Segment Open
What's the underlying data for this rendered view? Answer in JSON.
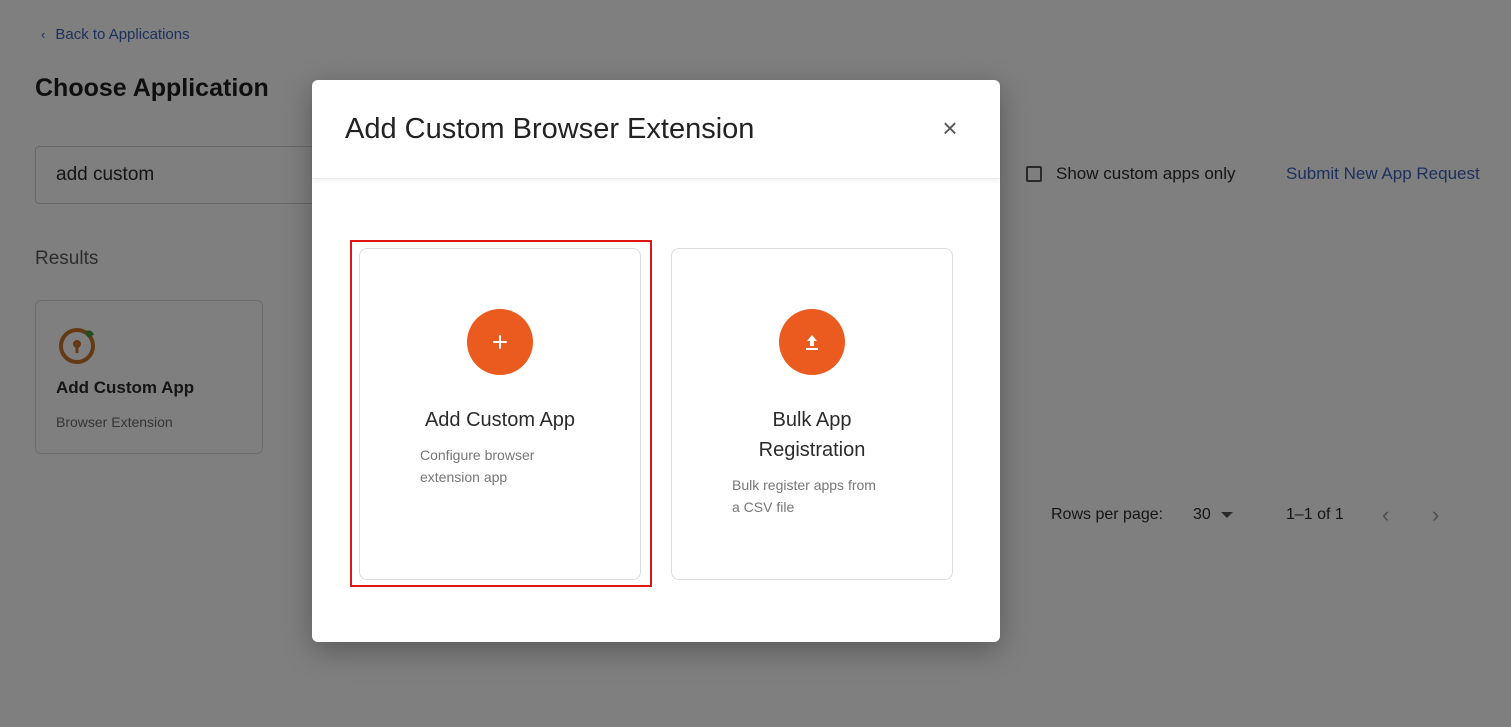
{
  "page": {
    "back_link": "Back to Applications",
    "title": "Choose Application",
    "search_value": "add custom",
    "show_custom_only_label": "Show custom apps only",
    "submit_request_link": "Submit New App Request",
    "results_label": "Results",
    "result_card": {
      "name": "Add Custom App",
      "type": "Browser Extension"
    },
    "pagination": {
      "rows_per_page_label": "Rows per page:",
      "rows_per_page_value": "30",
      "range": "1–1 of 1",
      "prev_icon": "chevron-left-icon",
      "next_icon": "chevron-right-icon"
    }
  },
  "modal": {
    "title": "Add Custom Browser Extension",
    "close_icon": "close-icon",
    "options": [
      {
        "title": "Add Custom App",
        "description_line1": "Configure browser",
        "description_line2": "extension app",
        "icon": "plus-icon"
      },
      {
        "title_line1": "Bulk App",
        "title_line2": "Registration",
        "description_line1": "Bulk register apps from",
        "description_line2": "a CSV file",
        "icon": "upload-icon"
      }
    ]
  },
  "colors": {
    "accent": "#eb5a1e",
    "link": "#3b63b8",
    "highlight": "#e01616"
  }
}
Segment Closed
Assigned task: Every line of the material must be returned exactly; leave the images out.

Answer box:
What's the underlying data for this rendered view? Answer in JSON.
{
  "page": {
    "back_link": "Back to Applications",
    "title": "Choose Application",
    "search_value": "add custom",
    "show_custom_only_label": "Show custom apps only",
    "submit_request_link": "Submit New App Request",
    "results_label": "Results",
    "result_card": {
      "name": "Add Custom App",
      "type": "Browser Extension"
    },
    "pagination": {
      "rows_per_page_label": "Rows per page:",
      "rows_per_page_value": "30",
      "range": "1–1 of 1",
      "prev_icon": "chevron-left-icon",
      "next_icon": "chevron-right-icon"
    }
  },
  "modal": {
    "title": "Add Custom Browser Extension",
    "close_icon": "close-icon",
    "options": [
      {
        "title": "Add Custom App",
        "description_line1": "Configure browser",
        "description_line2": "extension app",
        "icon": "plus-icon"
      },
      {
        "title_line1": "Bulk App",
        "title_line2": "Registration",
        "description_line1": "Bulk register apps from",
        "description_line2": "a CSV file",
        "icon": "upload-icon"
      }
    ]
  },
  "colors": {
    "accent": "#eb5a1e",
    "link": "#3b63b8",
    "highlight": "#e01616"
  }
}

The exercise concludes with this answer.